|Thousands of Southern Arizonans
answered Congressman Udall's January legislative questionnaire. Here are
the top ten concerns of voters in the 2nd Congressional District, and Udall's
1. Cost of Living
Before we do anything to curb inflation,
we have to find a way to curb oil imports, because the cost of this foreign
oil is running up a $45 billion annual tab. This tremendous drain of American
dollars threatens to ruin our economy and it has to be brought under control.
The next steps are to cut government spending, where possible, pare away
unnecessary government controls that slow our commerce, and as a last resort
-- and only as a last resort -- we might consider wage and price controls.
Certainly if the choice is between controls and double-digit inflation,
it seems the former is far preferable to the latter.
The control of crime is best handled
at the local level, by state, county and city police, sheriffs and prosecutors.
The federal government has a role in trying to curb certain kinds of crime,
mostly those kinds of violations that local governments are not equipped

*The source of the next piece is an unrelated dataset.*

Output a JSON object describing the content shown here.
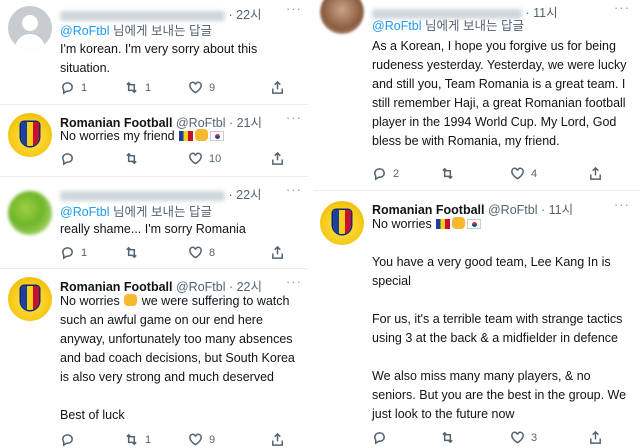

to deal with. The federal government can and is continuing to assist local
authorities whenever asked and whenever possible. A direct form of aid
is the grant program of the Law Enforcement Assistance Administration (LEAA),
which I support.
First, we must get regulatory agencies
off our backs and force them to focus on things that really matter. If
agencies like the Civil Aeronautics Board and the Interstate Commerce Commission
have outlived their usefulness, then they should be abolished. Too many
regulatory agencies have caused prices to go up, and others have insulated
industries that they are supposed to be regulating.
Second, the federal service needs
an overhaul, and we have to take a new look at our pension and retirement
programs and pare them back to reasonable levels.
4. Health Care
I'd like a closer examination of
systems like Health Maintenance Organizations, where doctors are paid a
flat fee and where participants pay one sum for their yearly medical bill.
It's no panacea, but some of the biggest American industries have found
the system not only highly workable, but a real money-saver. National health
insurance is a possibility, but only if it can be enacted with some rather
strict financial controls that will help keep inflation under control and
not contribute to it.
5. Benefit Program
The "quick fix" that Congress used
to patch up Social Security has to be more thoroughly overhauled. We just
have to get this program back in order and on sound footing and trim this
very burdensome payroll tax back to reasonable levels.
We're winning the war on pollution
and the battles to clean up our rivers, air and land, and I think the American
people are committed to it. These are not inexhaustible resources, and
we all want to leave them in the best shape possible for future generations.
In fact, the environmental movement has become an economic mini-boom of
sorts, and the record and the facts bear this out. The vast array of recycling
and treatment plants have created thousands of new jobs. And while we continue
the effort to clean the environment and keep it that way, we shouldn't
Public opinion polls showed earlier
this year that an overwhelming majority of citizens wanted a federal Consumer
Protection Agency, and one with real teeth to get the job done. A large
part of my mail continues to bring consumer problems of every variety to
may attention. I'll continue to forward complaints to appropriate agencies,
and to stand up for consumers when they're right.
It isn't fair to preach the work
ethic in the United States and then tell millions of Americans who want
to work, that there will be no job for them today. Work is good for the
human spirit, for self-dignity, and for many tangible reasons; we all benefit
because lower jobless rolls can mean lower taxes, lower welfare budgets,
higher revenue, better business and increased productivity. We ought to
be able to find work for everyone who wants a job.
9. Public Education
Following years of federal aid
to education for a whole range of services -- textbooks, school construction,
lunch programs, special education and so forth -- an important new proposal
has been made that will, in my judgment, dramatically improve the administration
and application of federal programs. That is the creation of a separate
Dept. of Education, removed from Health, Education & Welfare, and placing
a real education advocate within the Cabinet. Public schools are and should
be the province of local authorities, and the federal government's role
must always be on a partnership basis with the states and communities.
10. Insurance, Mortgages
Both of these relate directly back
to the first issue, listed at the top of this page -- inflation and the
cost-of-living. Until we can work our way out of this economic quicksand,
and that has to be our first priority, there is little that government
at any level can do to affect the cost of insurance premiums or the size
or mortgage payments.